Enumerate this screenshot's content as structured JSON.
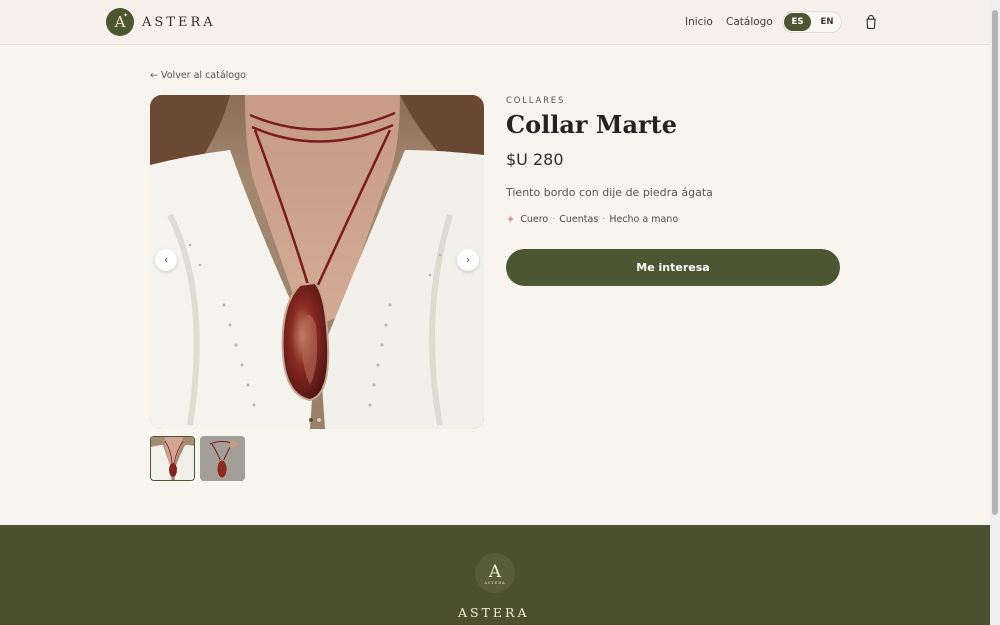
{
  "brand": {
    "name": "ASTERA",
    "logo_letter": "A",
    "footer_logo_small_text": "ASTERA"
  },
  "nav": {
    "inicio": "Inicio",
    "catalogo": "Catálogo"
  },
  "lang": {
    "es": "ES",
    "en": "EN",
    "selected": "ES"
  },
  "back_link": "← Volver al catálogo",
  "product": {
    "category": "COLLARES",
    "title": "Collar Marte",
    "price": "$U 280",
    "description": "Tiento bordo con dije de piedra ágata",
    "tags": [
      "Cuero",
      "Cuentas",
      "Hecho a mano"
    ],
    "cta": "Me interesa"
  },
  "carousel": {
    "prev": "‹",
    "next": "›",
    "slide_count": 2,
    "active_index": 0
  },
  "colors": {
    "accent": "#4d5632",
    "background": "#f8f5ee",
    "footer": "#4a5030",
    "tag_sparkle": "#d59a8c"
  },
  "icons": {
    "cart": "shopping-bag-icon",
    "tag": "sparkle-icon"
  }
}
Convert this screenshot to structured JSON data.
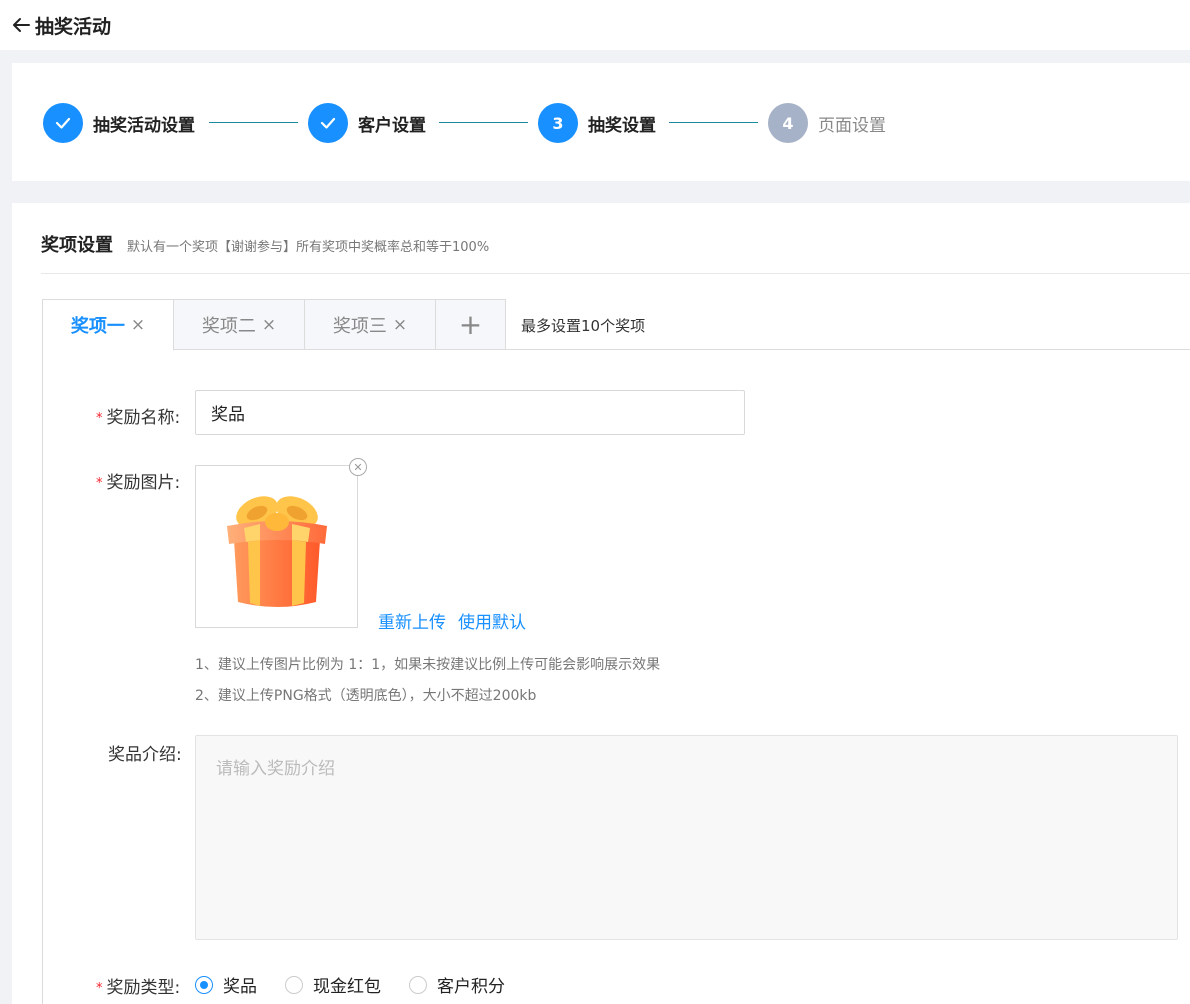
{
  "header": {
    "title": "抽奖活动"
  },
  "steps": [
    {
      "label": "抽奖活动设置",
      "status": "done",
      "number": ""
    },
    {
      "label": "客户设置",
      "status": "done",
      "number": ""
    },
    {
      "label": "抽奖设置",
      "status": "active",
      "number": "3"
    },
    {
      "label": "页面设置",
      "status": "todo",
      "number": "4"
    }
  ],
  "section": {
    "title": "奖项设置",
    "description": "默认有一个奖项【谢谢参与】所有奖项中奖概率总和等于100%"
  },
  "tabs": {
    "items": [
      {
        "label": "奖项一",
        "active": true
      },
      {
        "label": "奖项二",
        "active": false
      },
      {
        "label": "奖项三",
        "active": false
      }
    ],
    "close_glyph": "×",
    "add_glyph": "+",
    "note": "最多设置10个奖项"
  },
  "form": {
    "name": {
      "label": "奖励名称:",
      "value": "奖品"
    },
    "image": {
      "label": "奖励图片:",
      "reupload": "重新上传",
      "use_default": "使用默认",
      "hints": [
        "1、建议上传图片比例为 1：1，如果未按建议比例上传可能会影响展示效果",
        "2、建议上传PNG格式（透明底色），大小不超过200kb"
      ]
    },
    "intro": {
      "label": "奖品介绍:",
      "placeholder": "请输入奖励介绍"
    },
    "type": {
      "label": "奖励类型:",
      "options": [
        {
          "label": "奖品",
          "checked": true
        },
        {
          "label": "现金红包",
          "checked": false
        },
        {
          "label": "客户积分",
          "checked": false
        }
      ]
    }
  },
  "colors": {
    "primary": "#1890ff",
    "required": "#f5222d",
    "step_todo": "#a6b2c8"
  }
}
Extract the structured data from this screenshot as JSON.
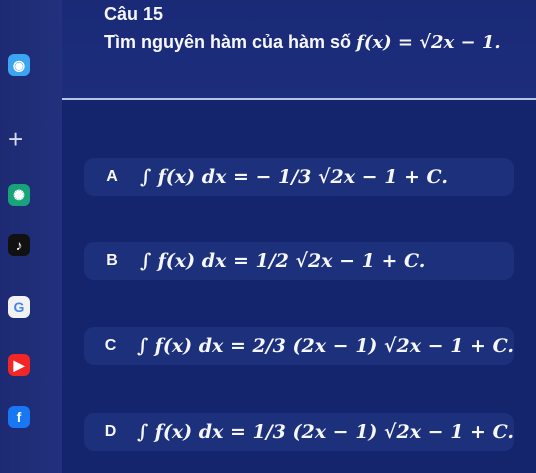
{
  "question": {
    "number": "Câu 15",
    "text_prefix": "Tìm nguyên hàm của hàm số",
    "function": "f(x) = √2x − 1."
  },
  "answers": [
    {
      "letter": "A",
      "formula": "∫ f(x) dx = − 1/3 √2x − 1 + C."
    },
    {
      "letter": "B",
      "formula": "∫ f(x) dx = 1/2 √2x − 1 + C."
    },
    {
      "letter": "C",
      "formula": "∫ f(x) dx = 2/3 (2x − 1) √2x − 1 + C."
    },
    {
      "letter": "D",
      "formula": "∫ f(x) dx = 1/3 (2x − 1) √2x − 1 + C."
    }
  ],
  "sidebar": {
    "icons": [
      {
        "name": "avatar-icon",
        "color": "#3ba5f1"
      },
      {
        "name": "chatgpt-icon",
        "color": "#19a37a"
      },
      {
        "name": "tiktok-icon",
        "color": "#111111"
      },
      {
        "name": "google-icon",
        "color": "#f2f2f2"
      },
      {
        "name": "youtube-icon",
        "color": "#f42525"
      },
      {
        "name": "facebook-icon",
        "color": "#1877f2"
      }
    ]
  }
}
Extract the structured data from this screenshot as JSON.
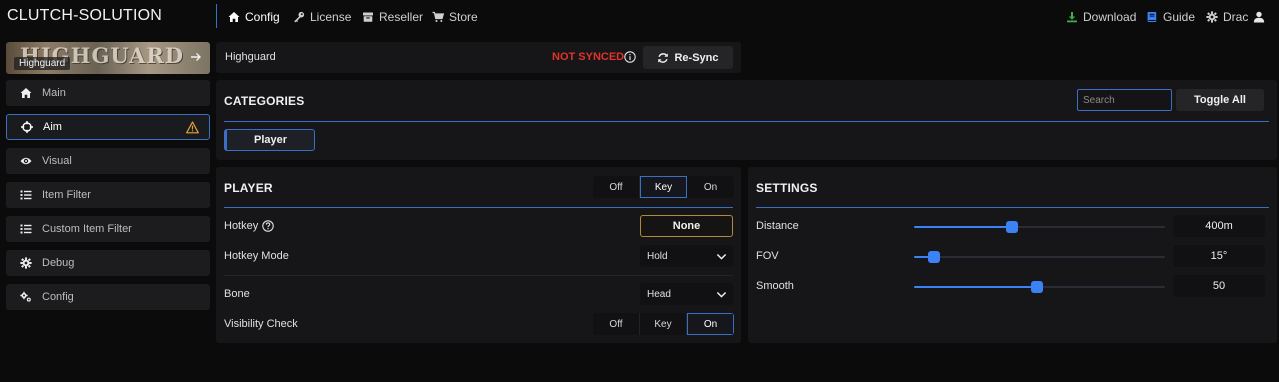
{
  "app": {
    "brand": "CLUTCH-SOLUTION"
  },
  "nav": {
    "config": "Config",
    "license": "License",
    "reseller": "Reseller",
    "store": "Store",
    "download": "Download",
    "guide": "Guide",
    "user": "Drac"
  },
  "sidebar": {
    "banner_label": "Highguard",
    "banner_art_text": "HIGHGUARD",
    "items": [
      {
        "label": "Main",
        "icon": "home-icon"
      },
      {
        "label": "Aim",
        "icon": "crosshair-icon",
        "active": true,
        "warning": true
      },
      {
        "label": "Visual",
        "icon": "eye-icon"
      },
      {
        "label": "Item Filter",
        "icon": "list-icon"
      },
      {
        "label": "Custom Item Filter",
        "icon": "list-icon"
      },
      {
        "label": "Debug",
        "icon": "gear-icon"
      },
      {
        "label": "Config",
        "icon": "gears-icon"
      }
    ]
  },
  "profile": {
    "name": "Highguard",
    "sync_status": "NOT SYNCED",
    "resync_label": "Re-Sync"
  },
  "categories": {
    "title": "CATEGORIES",
    "search_placeholder": "Search",
    "toggle_all_label": "Toggle All",
    "items": [
      "Player"
    ]
  },
  "player": {
    "title": "PLAYER",
    "mode_options": [
      "Off",
      "Key",
      "On"
    ],
    "mode_selected": "Key",
    "hotkey_label": "Hotkey",
    "hotkey_value": "None",
    "hotkey_mode_label": "Hotkey Mode",
    "hotkey_mode_value": "Hold",
    "bone_label": "Bone",
    "bone_value": "Head",
    "visibility_label": "Visibility Check",
    "visibility_options": [
      "Off",
      "Key",
      "On"
    ],
    "visibility_selected": "On"
  },
  "settings": {
    "title": "SETTINGS",
    "rows": [
      {
        "label": "Distance",
        "value": "400m",
        "fraction": 0.39
      },
      {
        "label": "FOV",
        "value": "15°",
        "fraction": 0.08
      },
      {
        "label": "Smooth",
        "value": "50",
        "fraction": 0.49
      }
    ]
  },
  "colors": {
    "accent": "#3b82f6",
    "accent_border": "#3b6fc4",
    "error": "#e0332a",
    "warning": "#e8a33a",
    "download_icon": "#3fae49",
    "guide_icon": "#3b82f6",
    "hotkey_border": "#b0893a"
  }
}
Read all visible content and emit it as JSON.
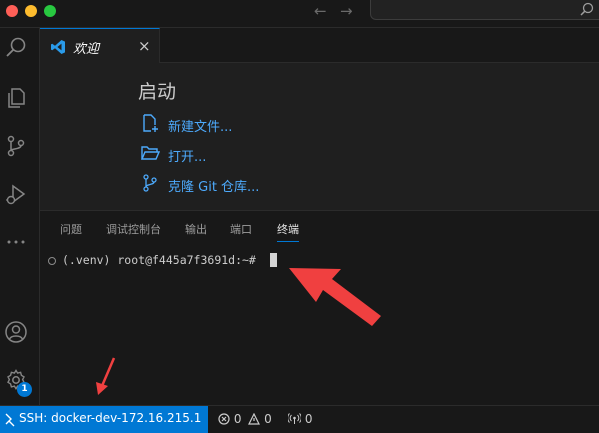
{
  "titlebar": {
    "traffic_lights": {
      "close": "#ff5f57",
      "minimize": "#febc2e",
      "zoom": "#28c840"
    },
    "back_icon": "←",
    "forward_icon": "→"
  },
  "activity_bar": {
    "items": [
      "search-icon",
      "explorer-icon",
      "source-control-icon",
      "run-debug-icon",
      "more-icon"
    ],
    "bottom": [
      "account-icon",
      "settings-gear-icon"
    ],
    "settings_badge": "1"
  },
  "editor": {
    "tabs": [
      {
        "label": "欢迎",
        "close": "×"
      }
    ]
  },
  "welcome": {
    "start_title": "启动",
    "start_items": [
      "新建文件...",
      "打开...",
      "克隆 Git 仓库..."
    ]
  },
  "panel": {
    "tabs": [
      "问题",
      "调试控制台",
      "输出",
      "端口",
      "终端"
    ],
    "active_tab": "终端",
    "terminal_prompt": "(.venv) root@f445a7f3691d:~# "
  },
  "statusbar": {
    "remote": "SSH: docker-dev-172.16.215.1",
    "errors": "0",
    "warnings": "0",
    "ports": "0"
  },
  "colors": {
    "accent": "#0078d4",
    "link": "#4daafc",
    "annotation_arrow": "#f04040"
  }
}
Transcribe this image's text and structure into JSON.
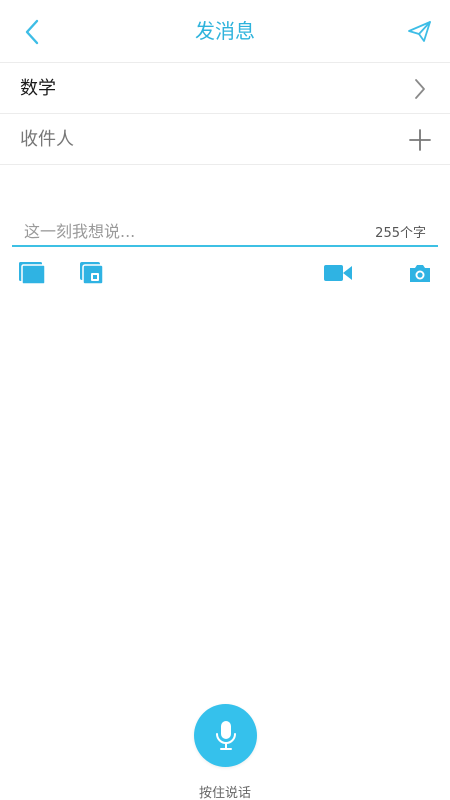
{
  "header": {
    "title": "发消息",
    "back_icon": "chevron-left-icon",
    "send_icon": "paper-plane-icon"
  },
  "subject_row": {
    "label": "数学",
    "icon": "chevron-right-icon"
  },
  "recipient_row": {
    "label": "收件人",
    "icon": "plus-icon"
  },
  "compose": {
    "placeholder": "这一刻我想说...",
    "counter": "255个字"
  },
  "toolbar": {
    "items": [
      "gallery-icon",
      "file-icon",
      "video-camera-icon",
      "camera-icon"
    ]
  },
  "voice": {
    "label": "按住说话",
    "icon": "microphone-icon"
  },
  "colors": {
    "accent": "#2eb3dc",
    "mic_bg": "#35c1ec",
    "divider": "#ececec"
  }
}
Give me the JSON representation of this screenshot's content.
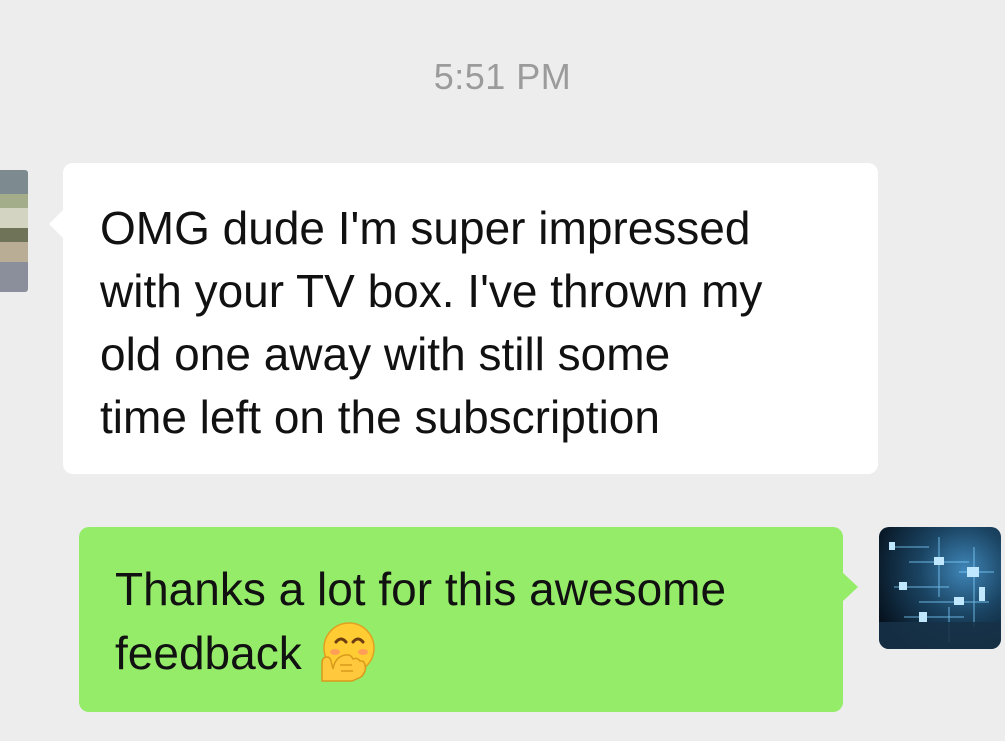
{
  "chat": {
    "timestamp": "5:51 PM",
    "incoming": {
      "text": "OMG dude I'm super impressed\nwith your TV box. I've thrown my\nold one away with still some\ntime left on the subscription"
    },
    "outgoing": {
      "text": "Thanks a lot for this awesome\nfeedback",
      "emoji": "face-with-hand-over-mouth-icon"
    }
  },
  "colors": {
    "background": "#ededed",
    "incoming_bubble": "#ffffff",
    "outgoing_bubble": "#95ec69",
    "timestamp_text": "#9b9b9b",
    "message_text": "#111111"
  }
}
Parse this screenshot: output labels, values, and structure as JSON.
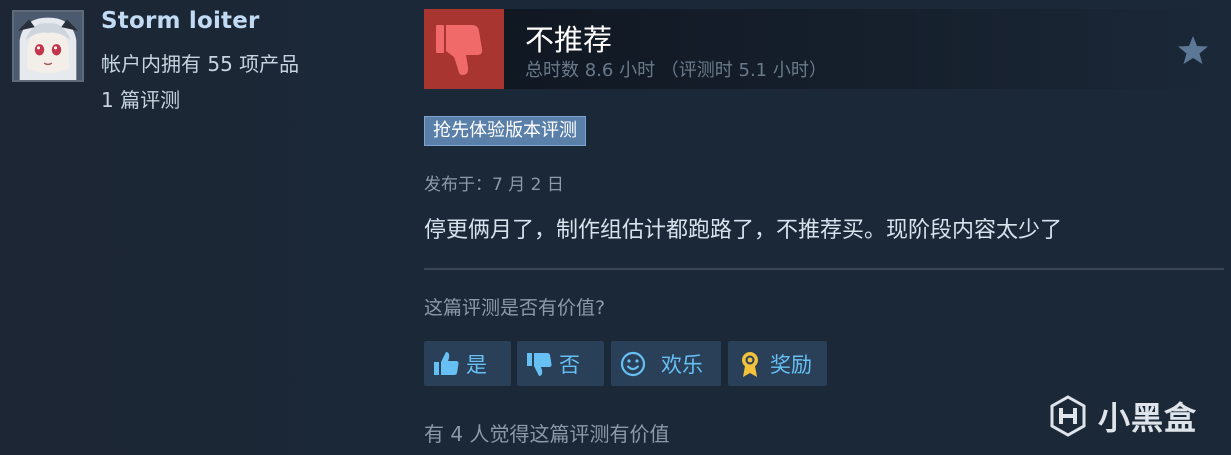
{
  "reviewer": {
    "username": "Storm loiter",
    "products_owned": "帐户内拥有 55 项产品",
    "review_count": "1 篇评测"
  },
  "review": {
    "verdict": "不推荐",
    "hours": "总时数 8.6 小时 （评测时 5.1 小时）",
    "early_access_badge": "抢先体验版本评测",
    "posted": "发布于：7 月 2 日",
    "text": "停更俩月了，制作组估计都跑路了，不推荐买。现阶段内容太少了",
    "verdict_icon": "thumbs-down-icon",
    "verdict_color": "#a8352f"
  },
  "feedback": {
    "question": "这篇评测是否有价值?",
    "yes_label": "是",
    "no_label": "否",
    "funny_label": "欢乐",
    "award_label": "奖励",
    "found_helpful": "有 4 人觉得这篇评测有价值"
  },
  "watermark": {
    "text": "小黑盒"
  },
  "colors": {
    "background": "#1b2838",
    "accent": "#66c0f4",
    "badge": "#5a7fa8"
  }
}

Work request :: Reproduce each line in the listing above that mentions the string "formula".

Answer section ::
      "formula": "∫ f(x) dx = − 1/3 √2x − 1 + C."
      "formula": "∫ f(x) dx = 1/2 √2x − 1 + C."
      "formula": "∫ f(x) dx = 2/3 (2x − 1) √2x − 1 + C."
      "formula": "∫ f(x) dx = 1/3 (2x − 1) √2x − 1 + C."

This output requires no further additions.